-- To do --
Wherever a line below holds the word "icon", copy that line.

--

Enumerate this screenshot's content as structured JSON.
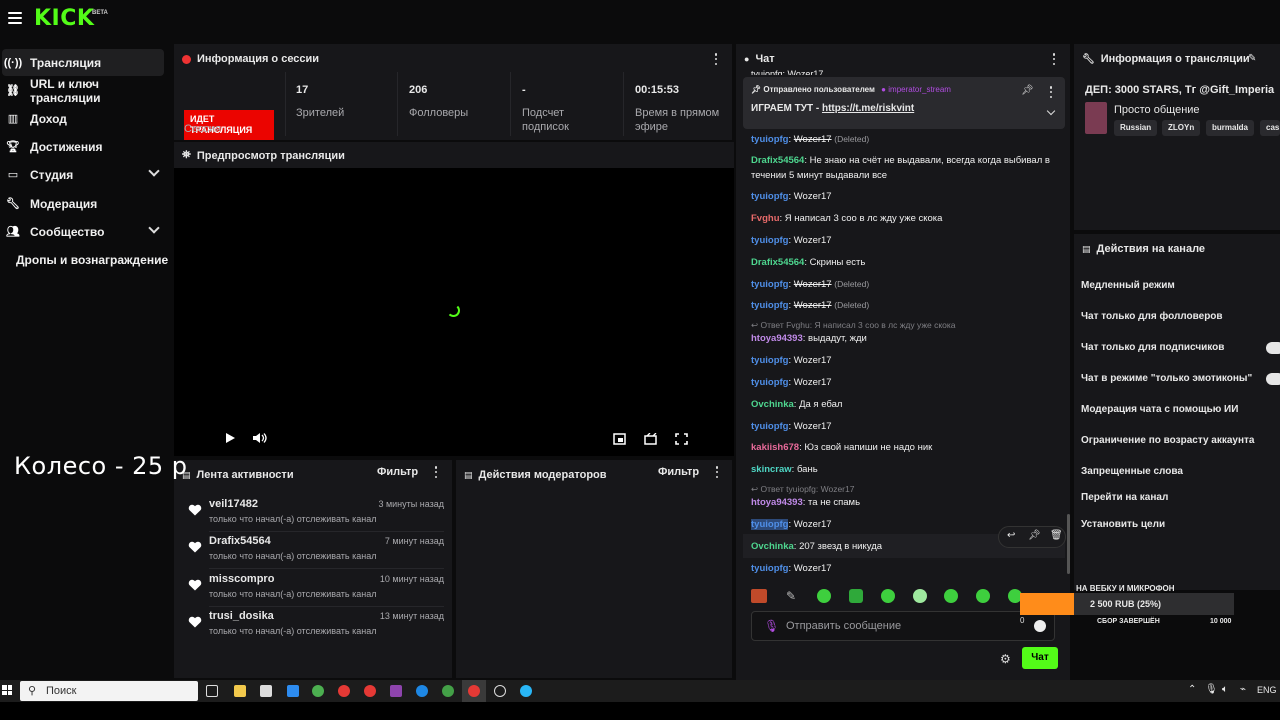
{
  "brand": {
    "logo": "KICK",
    "beta": "BETA"
  },
  "sidebar": {
    "items": [
      {
        "label": "Трансляция",
        "icon": "broadcast-icon"
      },
      {
        "label": "URL и ключ трансляции",
        "icon": "link-icon"
      },
      {
        "label": "Доход",
        "icon": "revenue-icon"
      },
      {
        "label": "Достижения",
        "icon": "trophy-icon"
      },
      {
        "label": "Студия",
        "icon": "studio-icon"
      },
      {
        "label": "Модерация",
        "icon": "wrench-icon"
      },
      {
        "label": "Сообщество",
        "icon": "community-icon"
      },
      {
        "label": "Дропы и вознаграждение"
      }
    ]
  },
  "session": {
    "title": "Информация о сессии",
    "badge": "ИДЕТ ТРАНСЛЯЦИЯ",
    "badge_label": "Сессия",
    "stats": [
      {
        "value": "17",
        "label": "Зрителей"
      },
      {
        "value": "206",
        "label": "Фолловеры"
      },
      {
        "value": "-",
        "label": "Подсчет подписок"
      },
      {
        "value": "00:15:53",
        "label": "Время в прямом эфире"
      }
    ]
  },
  "preview": {
    "title": "Предпросмотр трансляции"
  },
  "overlay_text": "Колесо - 25 р",
  "activity": {
    "title": "Лента активности",
    "filter": "Фильтр",
    "items": [
      {
        "name": "veil17482",
        "desc": "только что начал(-а) отслеживать канал",
        "time": "3 минуты назад"
      },
      {
        "name": "Drafix54564",
        "desc": "только что начал(-а) отслеживать канал",
        "time": "7 минут назад"
      },
      {
        "name": "misscompro",
        "desc": "только что начал(-а) отслеживать канал",
        "time": "10 минут назад"
      },
      {
        "name": "trusi_dosika",
        "desc": "только что начал(-а) отслеживать канал",
        "time": "13 минут назад"
      }
    ]
  },
  "mod_actions": {
    "title": "Действия модераторов",
    "filter": "Фильтр"
  },
  "chat": {
    "title": "Чат",
    "pinned": {
      "by": "Отправлено пользователем",
      "user": "imperator_stream",
      "text": "ИГРАЕМ ТУТ - ",
      "link": "https://t.me/riskvint"
    },
    "messages": [
      {
        "user": "tyuiopfg",
        "color": "#4f8fe8",
        "text": "Wozer17",
        "deleted": "(Deleted)",
        "strike": true
      },
      {
        "user": "Drafix54564",
        "color": "#4ed68f",
        "text": "Не знаю на счёт не выдавали, всегда когда выбивал в течении 5 минут выдавали все"
      },
      {
        "user": "tyuiopfg",
        "color": "#4f8fe8",
        "text": "Wozer17"
      },
      {
        "user": "Fvghu",
        "color": "#e86a6a",
        "text": "Я написал 3 соо в лс жду уже скока"
      },
      {
        "user": "tyuiopfg",
        "color": "#4f8fe8",
        "text": "Wozer17"
      },
      {
        "user": "Drafix54564",
        "color": "#4ed68f",
        "text": "Скрины есть"
      },
      {
        "user": "tyuiopfg",
        "color": "#4f8fe8",
        "text": "Wozer17",
        "deleted": "(Deleted)",
        "strike": true
      },
      {
        "user": "tyuiopfg",
        "color": "#4f8fe8",
        "text": "Wozer17",
        "deleted": "(Deleted)",
        "strike": true
      },
      {
        "reply": "Ответ Fvghu: Я написал 3 соо в лс жду уже скока",
        "user": "htoya94393",
        "color": "#c08ae8",
        "text": "выдадут, жди"
      },
      {
        "user": "tyuiopfg",
        "color": "#4f8fe8",
        "text": "Wozer17"
      },
      {
        "user": "tyuiopfg",
        "color": "#4f8fe8",
        "text": "Wozer17"
      },
      {
        "user": "Ovchinka",
        "color": "#4ed68f",
        "text": "Да я ебал"
      },
      {
        "user": "tyuiopfg",
        "color": "#4f8fe8",
        "text": "Wozer17"
      },
      {
        "user": "kakiish678",
        "color": "#e86a9a",
        "text": "Юз свой напиши не надо ник"
      },
      {
        "user": "skincraw",
        "color": "#4ed6c4",
        "text": "бань"
      },
      {
        "reply": "Ответ tyuiopfg: Wozer17",
        "user": "htoya94393",
        "color": "#c08ae8",
        "text": "та не спамь"
      },
      {
        "user": "tyuiopfg",
        "color": "#4f8fe8",
        "text": "Wozer17"
      },
      {
        "user": "Ovchinka",
        "color": "#4ed68f",
        "text": "207 звезд в никуда"
      },
      {
        "user": "tyuiopfg",
        "color": "#4f8fe8",
        "text": "Wozer17"
      }
    ],
    "top_cut": "tyuiopfg: Wozer17",
    "input_placeholder": "Отправить сообщение",
    "char_count": "0",
    "send_label": "Чат"
  },
  "stream_info": {
    "title": "Информация о трансляции",
    "stream_title": "ДЕП: 3000 STARS, Тг @Gift_Imperia",
    "category": "Просто общение",
    "tags": [
      "Russian",
      "ZLOYn",
      "burmalda",
      "cas"
    ]
  },
  "channel_actions": {
    "title": "Действия на канале",
    "options": [
      "Медленный режим",
      "Чат только для фолловеров",
      "Чат только для подписчиков",
      "Чат в режиме \"только эмотиконы\"",
      "Модерация чата с помощью ИИ",
      "Ограничение по возрасту аккаунта",
      "Запрещенные слова",
      "Перейти на канал",
      "Установить цели"
    ]
  },
  "goal": {
    "title": "НА ВЕБКУ И МИКРОФОН",
    "amount": "2 500 RUB (25%)",
    "status": "СБОР ЗАВЕРШЁН",
    "target": "10 000",
    "progress": 0.25
  },
  "taskbar": {
    "search": "Поиск",
    "lang": "ENG"
  }
}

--

-- Answer --
        "icon": "broadcast-icon"
        "icon": "link-icon"
        "icon": "revenue-icon"
        "icon": "trophy-icon"
        "icon": "studio-icon"
        "icon": "wrench-icon"
        "icon": "community-icon"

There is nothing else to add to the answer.